# WHAT TO DO:
Filter the records below down to lines containing "kiếm".

# AVAILABLE DATA:
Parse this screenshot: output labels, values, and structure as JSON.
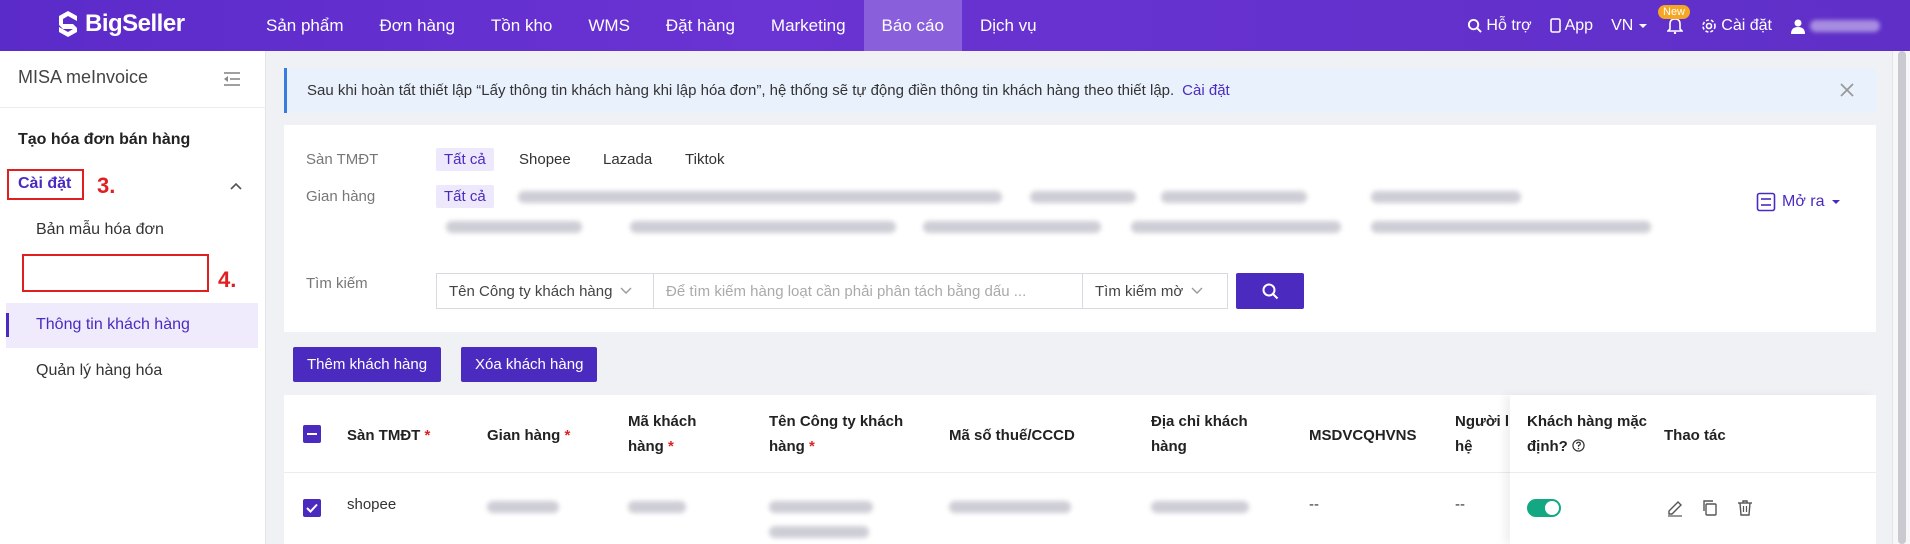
{
  "brand": {
    "name": "BigSeller"
  },
  "nav": [
    "Sản phẩm",
    "Đơn hàng",
    "Tồn kho",
    "WMS",
    "Đặt hàng",
    "Marketing",
    "Báo cáo",
    "Dịch vụ"
  ],
  "topright": {
    "support": "Hỗ trợ",
    "app": "App",
    "lang": "VN",
    "new_badge": "New",
    "settings": "Cài đặt"
  },
  "sidebar": {
    "title": "MISA meInvoice",
    "section": "Tạo hóa đơn bán hàng",
    "group": "Cài đặt",
    "items": [
      "Bản mẫu hóa đơn",
      "Thông tin khách hàng",
      "Quản lý hàng hóa"
    ],
    "step3": "3.",
    "step4": "4."
  },
  "notice": {
    "text": "Sau khi hoàn tất thiết lập “Lấy thông tin khách hàng khi lập hóa đơn”, hệ thống sẽ tự động điền thông tin khách hàng theo thiết lập.",
    "link": "Cài đặt"
  },
  "filter": {
    "platform_label": "Sàn TMĐT",
    "platforms": [
      "Tất cả",
      "Shopee",
      "Lazada",
      "Tiktok"
    ],
    "shop_label": "Gian hàng",
    "shop_all": "Tất cả",
    "expand": "Mở ra",
    "search_label": "Tìm kiếm",
    "search_field": "Tên Công ty khách hàng",
    "search_placeholder": "Để tìm kiếm hàng loạt cần phải phân tách bằng dấu ...",
    "match_mode": "Tìm kiếm mờ"
  },
  "actions": {
    "add": "Thêm khách hàng",
    "delete": "Xóa khách hàng"
  },
  "table": {
    "headers": {
      "platform": "Sàn TMĐT",
      "shop": "Gian hàng",
      "code_1": "Mã khách",
      "code_2": "hàng",
      "company_1": "Tên Công ty khách",
      "company_2": "hàng",
      "tax": "Mã số thuế/CCCD",
      "address_1": "Địa chỉ khách",
      "address_2": "hàng",
      "msdv": "MSDVCQHVNS",
      "contact_1": "Người li",
      "contact_2": "hệ",
      "default_1": "Khách hàng mặc",
      "default_2": "định?",
      "ops": "Thao tác"
    },
    "required_mark": "*",
    "rows": [
      {
        "platform": "shopee",
        "msdv": "--",
        "contact": "--",
        "is_default": true
      }
    ]
  },
  "colors": {
    "primary": "#4b2bbf",
    "annotation": "#e02020",
    "toggle_on": "#13a881"
  }
}
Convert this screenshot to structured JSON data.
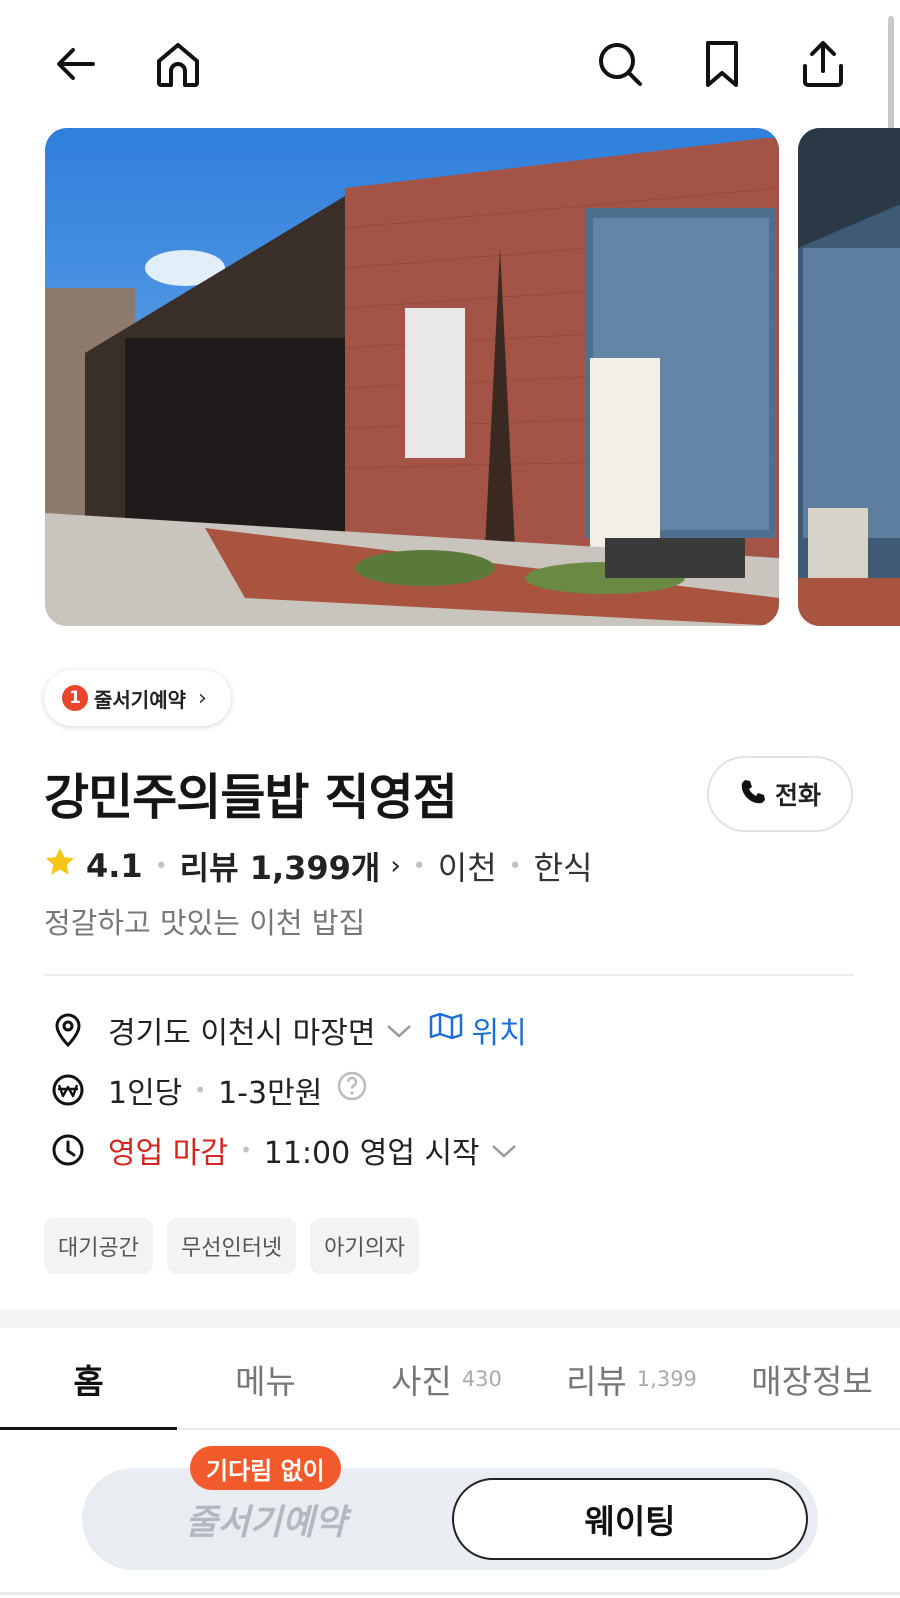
{
  "topbar": {
    "icons": [
      "back-arrow-icon",
      "home-icon",
      "search-icon",
      "bookmark-icon",
      "share-icon"
    ]
  },
  "waitlist_chip": {
    "number": "1",
    "label": "줄서기예약"
  },
  "place": {
    "name": "강민주의들밥 직영점",
    "call_label": "전화",
    "rating": "4.1",
    "reviews_label": "리뷰 1,399개",
    "region": "이천",
    "category": "한식",
    "description": "정갈하고 맛있는 이천 밥집"
  },
  "info": {
    "address": "경기도 이천시 마장면",
    "map_label": "위치",
    "price_prefix": "1인당",
    "price_range": "1-3만원",
    "status": "영업 마감",
    "open_time": "11:00 영업 시작"
  },
  "tags": [
    "대기공간",
    "무선인터넷",
    "아기의자"
  ],
  "tabs": [
    {
      "label": "홈",
      "count": ""
    },
    {
      "label": "메뉴",
      "count": ""
    },
    {
      "label": "사진",
      "count": "430"
    },
    {
      "label": "리뷰",
      "count": "1,399"
    },
    {
      "label": "매장정보",
      "count": ""
    }
  ],
  "cta": {
    "badge": "기다림 없이",
    "left_label": "줄서기예약",
    "right_label": "웨이팅"
  },
  "colors": {
    "accent_red": "#d3261d",
    "link_blue": "#1d6fd8",
    "badge_orange": "#f15a2b",
    "star_yellow": "#f5c518"
  }
}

# ANSWER BELOW:
    "search_label": "Tìm kiếm",
    "search_placeholder": "Để tìm kiếm hàng loạt cần phải phân tách bằng dấu ...",
    "match_mode": "Tìm kiếm mờ"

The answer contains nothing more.